Rabbi Shelton J. Donnell
Our High Holy Days are, potentially, sacred opportunities for renewal, rededication, and redirection, designed to do more than help us face our
present circumstances and challenges. They can be a catalyst to motivate us to use our present realities and the lessons learned from them, to create a better, more meaningful future for ourselves, our families, our community and, indeed, the world. That, I suggest, is the purpose of every High Holy Days, but that goal is brought into high definition by our present realities. So, then, how can we use the High Holy Days to enable us to do more than cope with what is, but to help us to create a better future for ourselves and for others?

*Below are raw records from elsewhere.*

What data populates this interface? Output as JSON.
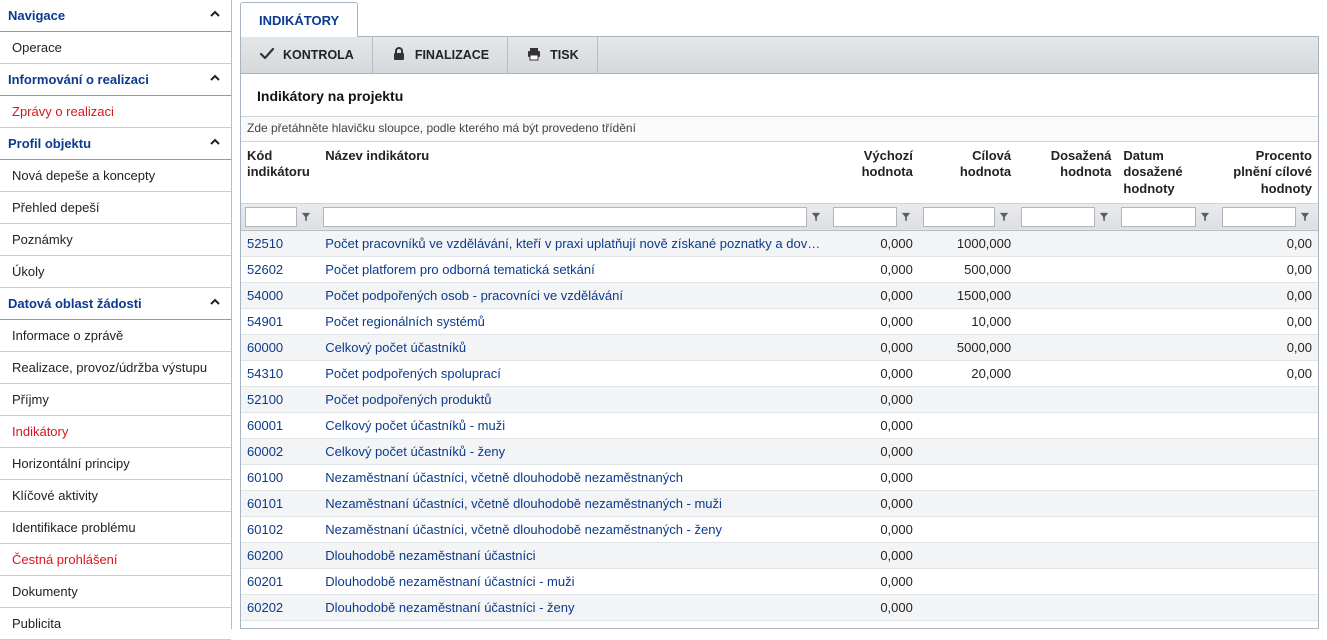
{
  "sidebar": {
    "groups": [
      {
        "label": "Navigace",
        "items": [
          {
            "label": "Operace",
            "red": false
          }
        ]
      },
      {
        "label": "Informování o realizaci",
        "items": [
          {
            "label": "Zprávy o realizaci",
            "red": true
          }
        ]
      },
      {
        "label": "Profil objektu",
        "items": [
          {
            "label": "Nová depeše a koncepty",
            "red": false
          },
          {
            "label": "Přehled depeší",
            "red": false
          },
          {
            "label": "Poznámky",
            "red": false
          },
          {
            "label": "Úkoly",
            "red": false
          }
        ]
      },
      {
        "label": "Datová oblast žádosti",
        "items": [
          {
            "label": "Informace o zprávě",
            "red": false
          },
          {
            "label": "Realizace, provoz/údržba výstupu",
            "red": false
          },
          {
            "label": "Příjmy",
            "red": false
          },
          {
            "label": "Indikátory",
            "red": true
          },
          {
            "label": "Horizontální principy",
            "red": false
          },
          {
            "label": "Klíčové aktivity",
            "red": false
          },
          {
            "label": "Identifikace problému",
            "red": false
          },
          {
            "label": "Čestná prohlášení",
            "red": true
          },
          {
            "label": "Dokumenty",
            "red": false
          },
          {
            "label": "Publicita",
            "red": false
          }
        ]
      }
    ]
  },
  "tab_label": "INDIKÁTORY",
  "toolbar": {
    "kontrola": "KONTROLA",
    "finalizace": "FINALIZACE",
    "tisk": "TISK"
  },
  "section_title": "Indikátory na projektu",
  "drag_hint": "Zde přetáhněte hlavičku sloupce, podle kterého má být provedeno třídění",
  "columns": {
    "code": "Kód indikátoru",
    "name": "Název indikátoru",
    "start": "Výchozí hodnota",
    "target": "Cílová hodnota",
    "reached": "Dosažená hodnota",
    "date": "Datum dosažené hodnoty",
    "pct": "Procento plnění cílové hodnoty"
  },
  "rows": [
    {
      "code": "52510",
      "name": "Počet pracovníků ve vzdělávání, kteří v praxi uplatňují nově získané poznatky a dovednosti",
      "start": "0,000",
      "target": "1000,000",
      "reached": "",
      "date": "",
      "pct": "0,00"
    },
    {
      "code": "52602",
      "name": "Počet platforem pro odborná tematická setkání",
      "start": "0,000",
      "target": "500,000",
      "reached": "",
      "date": "",
      "pct": "0,00"
    },
    {
      "code": "54000",
      "name": "Počet podpořených osob - pracovníci ve vzdělávání",
      "start": "0,000",
      "target": "1500,000",
      "reached": "",
      "date": "",
      "pct": "0,00"
    },
    {
      "code": "54901",
      "name": "Počet regionálních systémů",
      "start": "0,000",
      "target": "10,000",
      "reached": "",
      "date": "",
      "pct": "0,00"
    },
    {
      "code": "60000",
      "name": "Celkový počet účastníků",
      "start": "0,000",
      "target": "5000,000",
      "reached": "",
      "date": "",
      "pct": "0,00"
    },
    {
      "code": "54310",
      "name": "Počet podpořených spoluprací",
      "start": "0,000",
      "target": "20,000",
      "reached": "",
      "date": "",
      "pct": "0,00"
    },
    {
      "code": "52100",
      "name": "Počet podpořených produktů",
      "start": "0,000",
      "target": "",
      "reached": "",
      "date": "",
      "pct": ""
    },
    {
      "code": "60001",
      "name": "Celkový počet účastníků - muži",
      "start": "0,000",
      "target": "",
      "reached": "",
      "date": "",
      "pct": ""
    },
    {
      "code": "60002",
      "name": "Celkový počet účastníků - ženy",
      "start": "0,000",
      "target": "",
      "reached": "",
      "date": "",
      "pct": ""
    },
    {
      "code": "60100",
      "name": "Nezaměstnaní účastníci, včetně dlouhodobě nezaměstnaných",
      "start": "0,000",
      "target": "",
      "reached": "",
      "date": "",
      "pct": ""
    },
    {
      "code": "60101",
      "name": "Nezaměstnaní účastníci, včetně dlouhodobě nezaměstnaných - muži",
      "start": "0,000",
      "target": "",
      "reached": "",
      "date": "",
      "pct": ""
    },
    {
      "code": "60102",
      "name": "Nezaměstnaní účastníci, včetně dlouhodobě nezaměstnaných - ženy",
      "start": "0,000",
      "target": "",
      "reached": "",
      "date": "",
      "pct": ""
    },
    {
      "code": "60200",
      "name": "Dlouhodobě nezaměstnaní účastníci",
      "start": "0,000",
      "target": "",
      "reached": "",
      "date": "",
      "pct": ""
    },
    {
      "code": "60201",
      "name": "Dlouhodobě nezaměstnaní účastníci - muži",
      "start": "0,000",
      "target": "",
      "reached": "",
      "date": "",
      "pct": ""
    },
    {
      "code": "60202",
      "name": "Dlouhodobě nezaměstnaní účastníci - ženy",
      "start": "0,000",
      "target": "",
      "reached": "",
      "date": "",
      "pct": ""
    }
  ]
}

This year our Temple Beth Sholom community will be observing the High Holy Days via the medium of the Internet. Most of us will access services through our television or computer screens rather than from within the hallowed precincts of our TBS sanctuary. But, we can pray anywhere — no space, no matter how humble or mundane, is devoid of God’s Presence. And so, we can create an echo of k’dushah to connect us, renew us, and bring us meaningful High Holy Days experiences. Cantor Reinwald and I, along with our TBS staff and leadership, are determined to provide services that will unite and inspire us and help us to encounter the coming year with faith and hope.

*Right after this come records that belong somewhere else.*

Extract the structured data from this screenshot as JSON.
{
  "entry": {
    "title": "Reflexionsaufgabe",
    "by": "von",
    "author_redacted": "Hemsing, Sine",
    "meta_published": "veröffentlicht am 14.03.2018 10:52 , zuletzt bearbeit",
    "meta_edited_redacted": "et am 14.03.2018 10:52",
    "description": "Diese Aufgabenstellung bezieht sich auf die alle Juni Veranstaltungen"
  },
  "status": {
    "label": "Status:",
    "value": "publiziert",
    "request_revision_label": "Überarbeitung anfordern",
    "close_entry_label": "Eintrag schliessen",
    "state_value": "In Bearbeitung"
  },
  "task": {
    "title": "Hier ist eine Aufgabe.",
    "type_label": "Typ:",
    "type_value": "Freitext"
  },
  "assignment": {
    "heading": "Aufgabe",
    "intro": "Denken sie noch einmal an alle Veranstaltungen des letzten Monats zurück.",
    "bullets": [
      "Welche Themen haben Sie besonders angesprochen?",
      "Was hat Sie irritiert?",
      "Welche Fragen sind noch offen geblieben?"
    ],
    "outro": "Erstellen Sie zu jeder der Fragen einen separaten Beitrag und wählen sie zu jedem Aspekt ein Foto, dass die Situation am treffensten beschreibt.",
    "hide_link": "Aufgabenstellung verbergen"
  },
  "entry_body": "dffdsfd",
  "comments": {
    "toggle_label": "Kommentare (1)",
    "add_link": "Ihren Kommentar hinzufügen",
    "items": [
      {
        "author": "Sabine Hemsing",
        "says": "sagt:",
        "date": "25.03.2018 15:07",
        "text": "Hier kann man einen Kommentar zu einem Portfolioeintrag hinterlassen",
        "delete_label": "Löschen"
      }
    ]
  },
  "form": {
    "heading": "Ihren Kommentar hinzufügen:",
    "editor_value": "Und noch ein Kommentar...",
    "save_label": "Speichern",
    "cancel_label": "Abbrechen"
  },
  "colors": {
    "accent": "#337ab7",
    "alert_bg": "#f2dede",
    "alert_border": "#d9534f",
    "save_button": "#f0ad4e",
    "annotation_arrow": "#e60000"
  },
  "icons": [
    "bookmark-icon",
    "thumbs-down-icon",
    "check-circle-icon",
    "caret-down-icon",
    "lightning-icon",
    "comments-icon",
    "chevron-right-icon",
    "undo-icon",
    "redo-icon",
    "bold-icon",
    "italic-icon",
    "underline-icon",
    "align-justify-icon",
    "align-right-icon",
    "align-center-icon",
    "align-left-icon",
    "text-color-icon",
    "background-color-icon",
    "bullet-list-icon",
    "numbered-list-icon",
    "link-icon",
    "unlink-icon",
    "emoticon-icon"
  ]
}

Additionally, there are things that we can do to enhance and effectualize those services for our families and for ourselves. Here are some suggestions for preparing ourselves and to create a sacred space in place and time at home.
Have special meals for the Holy Days. Even if you live alone, prepare meals for the evenings of Rosh Hashanah and Yom Kippur, for lunch on Rosh Hashanah, and a break fast at the conclusion of Yom Kippur. Set a table with candles, challah, wine or grape juice and your holiday flatware and dishes (even if it is only one place setting). If possible, connect with family and friends via the Internet and share your holiday meal complete with blessings. On Erev Rosh Hashanah you may wish to observe the Sephardic custom of a Rosh Hashanah Seder with special foods, including apples and honey. (There is a downloadable version of the Seder at https://tbsoc.com/.) Plan for a group discussion, perhaps make a list of goals and aspirations for the coming year. Discuss how you can use the experience of these unusual High Holy Days to provide for a better future.

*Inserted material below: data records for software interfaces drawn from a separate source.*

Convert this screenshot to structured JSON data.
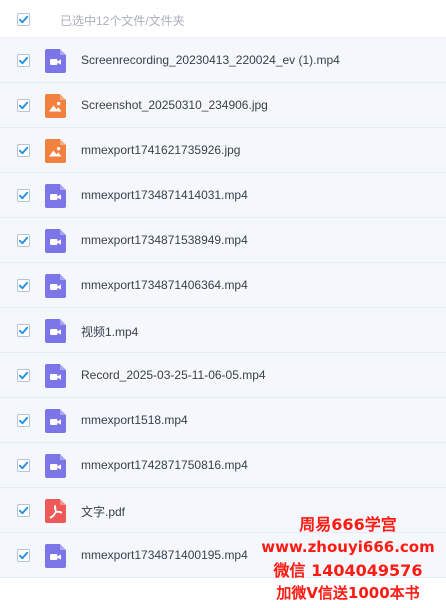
{
  "header": {
    "selection_text": "已选中12个文件/文件夹",
    "checked": true
  },
  "files": [
    {
      "name": "Screenrecording_20230413_220024_ev (1).mp4",
      "type": "video",
      "icon": "video-file-icon",
      "checked": true
    },
    {
      "name": "Screenshot_20250310_234906.jpg",
      "type": "image",
      "icon": "image-file-icon",
      "checked": true
    },
    {
      "name": "mmexport1741621735926.jpg",
      "type": "image",
      "icon": "image-file-icon",
      "checked": true
    },
    {
      "name": "mmexport1734871414031.mp4",
      "type": "video",
      "icon": "video-file-icon",
      "checked": true
    },
    {
      "name": "mmexport1734871538949.mp4",
      "type": "video",
      "icon": "video-file-icon",
      "checked": true
    },
    {
      "name": "mmexport1734871406364.mp4",
      "type": "video",
      "icon": "video-file-icon",
      "checked": true
    },
    {
      "name": "视频1.mp4",
      "type": "video",
      "icon": "video-file-icon",
      "checked": true
    },
    {
      "name": "Record_2025-03-25-11-06-05.mp4",
      "type": "video",
      "icon": "video-file-icon",
      "checked": true
    },
    {
      "name": "mmexport1518.mp4",
      "type": "video",
      "icon": "video-file-icon",
      "checked": true
    },
    {
      "name": "mmexport1742871750816.mp4",
      "type": "video",
      "icon": "video-file-icon",
      "checked": true
    },
    {
      "name": "文字.pdf",
      "type": "pdf",
      "icon": "pdf-file-icon",
      "checked": true
    },
    {
      "name": "mmexport1734871400195.mp4",
      "type": "video",
      "icon": "video-file-icon",
      "checked": true
    }
  ],
  "watermark": {
    "line1": "周易666学宫",
    "line2": "www.zhouyi666.com",
    "line3": "微信 1404049576",
    "line4": "加微V信送1000本书"
  },
  "colors": {
    "checkbox_check": "#1e8fe6",
    "video_icon": "#7b75e8",
    "image_icon": "#f2803f",
    "pdf_icon": "#ee5a57",
    "row_background": "#f4f8fd",
    "watermark": "#ff1a12"
  }
}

For services, prepare yourself and your surroundings to create a sacred atmosphere. Put on the clothes that you might wear were you to attend services “in person.” Don’t just sit there as a spectator! If you are able, rise and be seated, when the prayers call for it. Participate — sing along, read the prayers, and respond.
This year may be different in so many ways, but the eternal message of these sacred moments of prayer, contemplation and resolve still resonates, perhaps even more so than in years gone by. Together, with God’s blessing, we will get through the challenges and travails of the present and emerge stronger with our faith affirmed, and our hopes for the future fixed firmly in our hearts. With this resolve, may we all be inscribed in the Book of Life with signatures of blessing.
“Together, with God’s blessing, we will get through the challenges and travails of the present and emerge stronger with our faith affirmed, and our hopes for the future fixed firmly in our hearts.”
This article is taken from Our Voices Newsletter, Issue #7: High Holy Days 2020. Read the newsletter in full.